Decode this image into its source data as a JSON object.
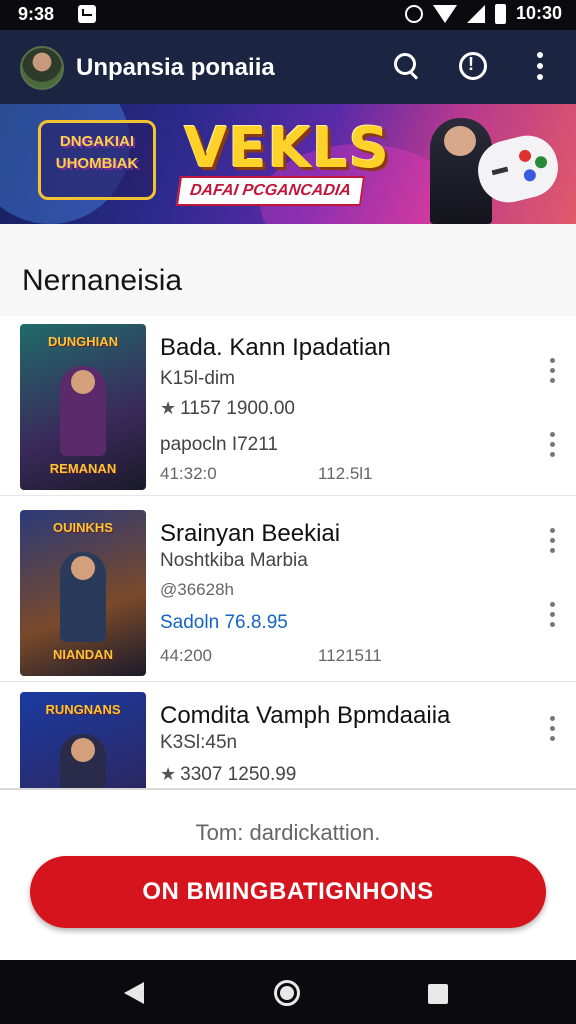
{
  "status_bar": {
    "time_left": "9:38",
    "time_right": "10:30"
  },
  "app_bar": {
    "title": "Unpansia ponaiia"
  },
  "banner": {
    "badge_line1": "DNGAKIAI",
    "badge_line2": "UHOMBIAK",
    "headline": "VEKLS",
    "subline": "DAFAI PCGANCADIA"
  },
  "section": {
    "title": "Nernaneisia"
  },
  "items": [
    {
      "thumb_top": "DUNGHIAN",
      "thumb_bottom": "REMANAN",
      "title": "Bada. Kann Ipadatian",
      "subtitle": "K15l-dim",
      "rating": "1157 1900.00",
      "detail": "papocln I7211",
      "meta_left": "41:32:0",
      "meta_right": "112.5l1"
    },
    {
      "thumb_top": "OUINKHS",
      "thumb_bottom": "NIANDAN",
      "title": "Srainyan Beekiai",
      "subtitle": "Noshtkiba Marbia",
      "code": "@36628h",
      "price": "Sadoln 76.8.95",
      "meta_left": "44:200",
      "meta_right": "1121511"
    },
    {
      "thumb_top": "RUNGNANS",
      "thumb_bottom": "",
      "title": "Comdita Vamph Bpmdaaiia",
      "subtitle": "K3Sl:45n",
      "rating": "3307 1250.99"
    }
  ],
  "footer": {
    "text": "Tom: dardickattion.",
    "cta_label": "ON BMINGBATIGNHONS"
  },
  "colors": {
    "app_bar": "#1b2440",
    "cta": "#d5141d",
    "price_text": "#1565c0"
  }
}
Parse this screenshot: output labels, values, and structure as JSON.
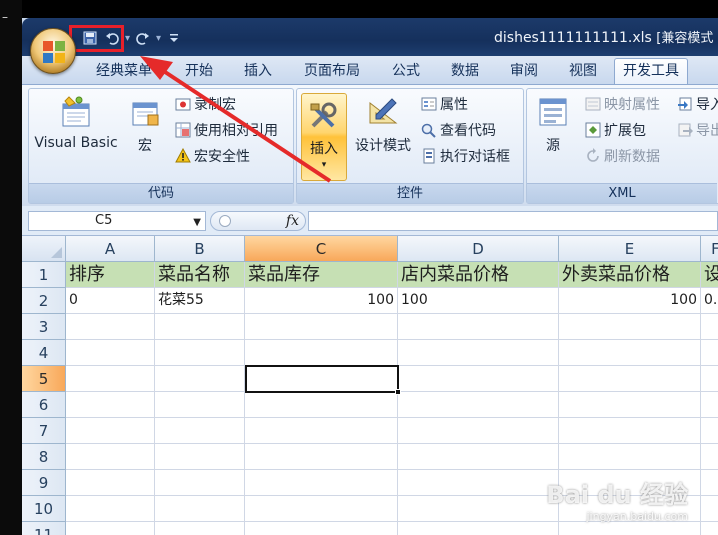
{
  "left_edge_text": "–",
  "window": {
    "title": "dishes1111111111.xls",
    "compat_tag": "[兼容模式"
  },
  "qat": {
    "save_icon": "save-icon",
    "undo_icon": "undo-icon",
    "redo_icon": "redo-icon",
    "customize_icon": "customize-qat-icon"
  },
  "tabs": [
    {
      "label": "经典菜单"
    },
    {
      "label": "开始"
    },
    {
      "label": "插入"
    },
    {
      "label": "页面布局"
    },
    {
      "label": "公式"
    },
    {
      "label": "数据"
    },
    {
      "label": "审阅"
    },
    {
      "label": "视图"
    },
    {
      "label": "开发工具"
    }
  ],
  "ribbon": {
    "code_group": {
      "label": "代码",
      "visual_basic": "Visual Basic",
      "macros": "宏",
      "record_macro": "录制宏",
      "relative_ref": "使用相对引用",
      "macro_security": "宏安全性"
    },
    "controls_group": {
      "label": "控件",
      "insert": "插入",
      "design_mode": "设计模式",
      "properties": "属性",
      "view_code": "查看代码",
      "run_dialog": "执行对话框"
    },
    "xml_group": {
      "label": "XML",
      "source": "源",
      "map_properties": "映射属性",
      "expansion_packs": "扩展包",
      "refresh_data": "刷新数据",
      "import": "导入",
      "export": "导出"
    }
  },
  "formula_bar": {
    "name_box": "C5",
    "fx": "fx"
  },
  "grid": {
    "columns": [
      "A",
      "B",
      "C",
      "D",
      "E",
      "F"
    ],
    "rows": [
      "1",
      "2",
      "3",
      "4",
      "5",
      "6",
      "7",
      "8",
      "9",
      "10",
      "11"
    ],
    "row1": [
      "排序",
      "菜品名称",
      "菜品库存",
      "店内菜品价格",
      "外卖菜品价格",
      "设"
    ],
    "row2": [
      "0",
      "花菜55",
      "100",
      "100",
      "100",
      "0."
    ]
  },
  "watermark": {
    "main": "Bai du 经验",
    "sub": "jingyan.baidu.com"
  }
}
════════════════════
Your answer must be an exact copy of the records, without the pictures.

Decode this image into its source data as a JSON object.
{
  "status_bar": {
    "time_left": "9:38",
    "time_right": "10:30"
  },
  "app_bar": {
    "title": "Unpansia ponaiia"
  },
  "banner": {
    "badge_line1": "DNGAKIAI",
    "badge_line2": "UHOMBIAK",
    "headline": "VEKLS",
    "subline": "DAFAI PCGANCADIA"
  },
  "section": {
    "title": "Nernaneisia"
  },
  "items": [
    {
      "thumb_top": "DUNGHIAN",
      "thumb_bottom": "REMANAN",
      "title": "Bada. Kann Ipadatian",
      "subtitle": "K15l-dim",
      "rating": "1157 1900.00",
      "detail": "papocln I7211",
      "meta_left": "41:32:0",
      "meta_right": "112.5l1"
    },
    {
      "thumb_top": "OUINKHS",
      "thumb_bottom": "NIANDAN",
      "title": "Srainyan Beekiai",
      "subtitle": "Noshtkiba Marbia",
      "code": "@36628h",
      "price": "Sadoln 76.8.95",
      "meta_left": "44:200",
      "meta_right": "1121511"
    },
    {
      "thumb_top": "RUNGNANS",
      "thumb_bottom": "",
      "title": "Comdita Vamph Bpmdaaiia",
      "subtitle": "K3Sl:45n",
      "rating": "3307 1250.99"
    }
  ],
  "footer": {
    "text": "Tom: dardickattion.",
    "cta_label": "ON BMINGBATIGNHONS"
  },
  "colors": {
    "app_bar": "#1b2440",
    "cta": "#d5141d",
    "price_text": "#1565c0"
  }
}
Parse this screenshot: output labels, values, and structure as JSON.
{
  "left_edge_text": "–",
  "window": {
    "title": "dishes1111111111.xls",
    "compat_tag": "[兼容模式"
  },
  "qat": {
    "save_icon": "save-icon",
    "undo_icon": "undo-icon",
    "redo_icon": "redo-icon",
    "customize_icon": "customize-qat-icon"
  },
  "tabs": [
    {
      "label": "经典菜单"
    },
    {
      "label": "开始"
    },
    {
      "label": "插入"
    },
    {
      "label": "页面布局"
    },
    {
      "label": "公式"
    },
    {
      "label": "数据"
    },
    {
      "label": "审阅"
    },
    {
      "label": "视图"
    },
    {
      "label": "开发工具"
    }
  ],
  "ribbon": {
    "code_group": {
      "label": "代码",
      "visual_basic": "Visual Basic",
      "macros": "宏",
      "record_macro": "录制宏",
      "relative_ref": "使用相对引用",
      "macro_security": "宏安全性"
    },
    "controls_group": {
      "label": "控件",
      "insert": "插入",
      "design_mode": "设计模式",
      "properties": "属性",
      "view_code": "查看代码",
      "run_dialog": "执行对话框"
    },
    "xml_group": {
      "label": "XML",
      "source": "源",
      "map_properties": "映射属性",
      "expansion_packs": "扩展包",
      "refresh_data": "刷新数据",
      "import": "导入",
      "export": "导出"
    }
  },
  "formula_bar": {
    "name_box": "C5",
    "fx": "fx"
  },
  "grid": {
    "columns": [
      "A",
      "B",
      "C",
      "D",
      "E",
      "F"
    ],
    "rows": [
      "1",
      "2",
      "3",
      "4",
      "5",
      "6",
      "7",
      "8",
      "9",
      "10",
      "11"
    ],
    "row1": [
      "排序",
      "菜品名称",
      "菜品库存",
      "店内菜品价格",
      "外卖菜品价格",
      "设"
    ],
    "row2": [
      "0",
      "花菜55",
      "100",
      "100",
      "100",
      "0."
    ]
  },
  "watermark": {
    "main": "Bai du 经验",
    "sub": "jingyan.baidu.com"
  }
}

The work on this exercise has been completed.